An oft quoted definition of a political party is, "a team seeking to control the governing apparatus by gaining office in a duly constituted election" [Downs, 1957, p. 25]. The expansive implications of this definition have proved to be fertile ground for understanding the actions of office seekers. From this perspective, winning is paramount and ideology merely a tool used to obtain this objective. Succinctly stated by Anthony Downs [1957, p. 28], "parties formulate policies in order to win elections rather than win elections in order to formulate policies."

This elegant thesis has resurfaced in spatial theories that encompass participation and voting [Aldrich, 1983(a), 1983(b); Enlow and Hinich, 1984], and it has been broadened by efforts to distinguish between vote maximizing and plurality maximization [Hinich and Ordeshook, 1970]. Still, there is a constant that binds these theories together--the primary goal of parties is to win.

Interestingly, empirical studies find important ideological components in party affiliation. Poole and Daniels [1985] claim 80 percent of the variation in legislative voting is explained by a single liberal-conservative dimension. Similarly, Shaffer [1982] shows a consistent ideological split along party lines. Earlier works [Turner and Schneier, 1970; Clausen, 1973; Clausen and Van Horn, 1977] lend support to the contention that ideology and party affiliation have had a stable relationship over a long period of time.

There is an inconsistency here. If parties adopt a platform with the sole objective of winning, then an historical party alignment would be merely coincidental. The long-term stability found in the empirical studies casts doubt on this explanation. Similarly, if a party exists because of ideology, and if it adheres to this ideology, it will consistently lose to a party adopting a winning strategy. It seems likely there is another dimension involved that may lead to a reconciliation of the theory and empirical findings.

Shepsle [1972] offers a potential explanation by introducing risk. He suggests voters resist the unknown (they are risk averse) and so the adoption of an identifiable platform can be beneficial for a party. This lends an inertia to a party's ideology once it is learned by the electorate.

In another approach, Schlesinger [1975] suggests there are two types of party members, office seekers and benefit seekers. The former wants to gain power and ideology takes a back seat, as suggested by Downs. The second type of individual views the office as a means to an end (the collection of certain benefits). Benefit seekers want parties to adopt an ideology and for allegiances to be known. Schlesinger [1975] suggests both types of individuals exist in all parties, resulting in a combination strategy that stresses winning and ideology.1

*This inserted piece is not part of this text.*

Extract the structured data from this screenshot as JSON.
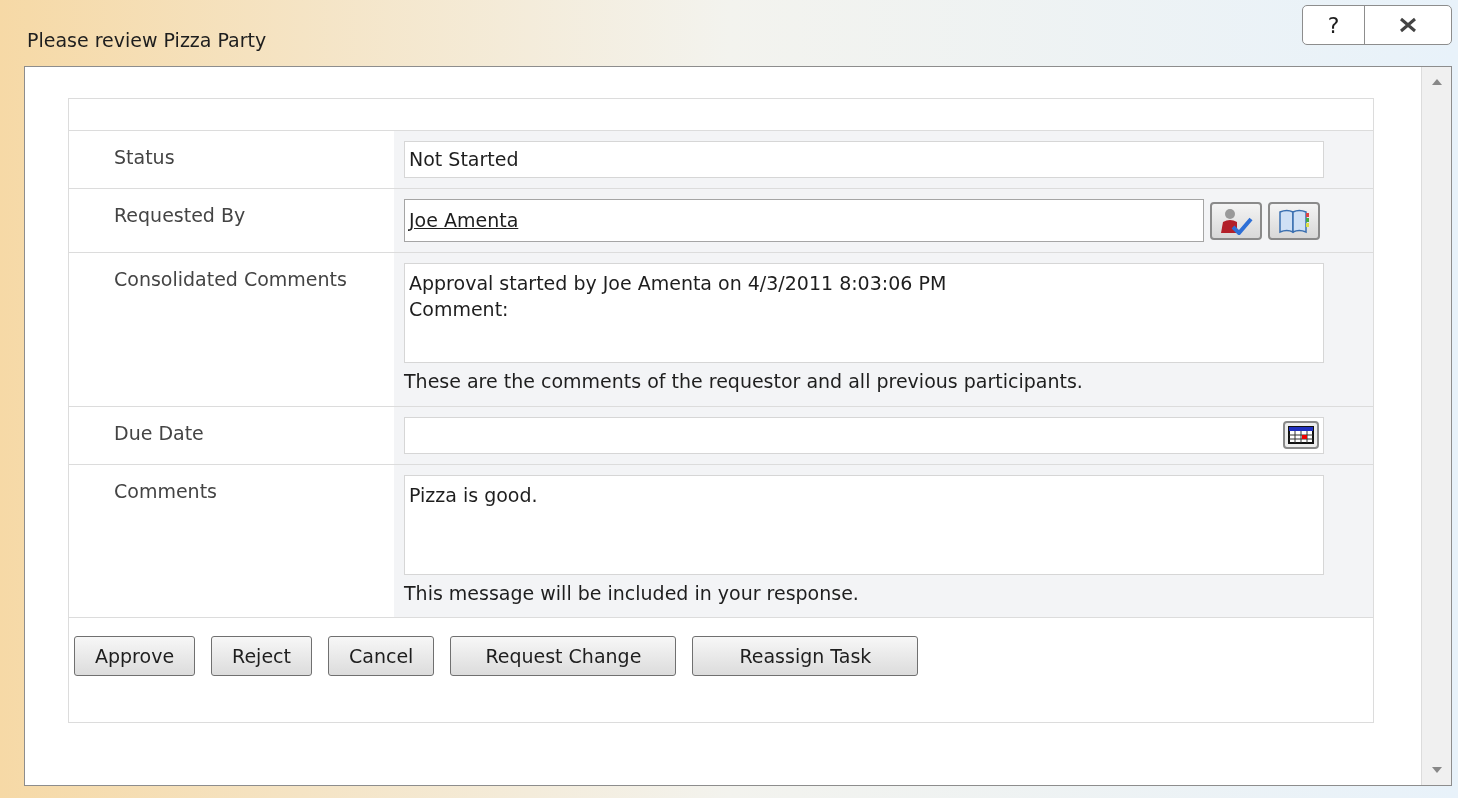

This paper expands the above discussion in two directions. First, a reconciliation of the apparent importance of both winning and ideology is offered that does not rely on the specific preferences of voters or candidates (as do Shepsle and Schlesinger): Second, an empirical model derived from this theoretical construct is used to explore party behavior. (1)Some studies assume both ideology and winning are party objectives [Chappell and Keech, 1986; Wittman, 1973] and then explore the implications of these assumptions. For the most part, however, these works do not ask why ideology matters.

I. The Party in a Legislative Body

This paper suggests the importance of ideology is office specific, that is, legislative and executive bodies differ. The theoretical works discussed above seem to be particularly applicable to executive office elections. When a candidate runs for the presidency or a governorship, the state hands over the prize to the winner and he or she gains control of that branch of government. …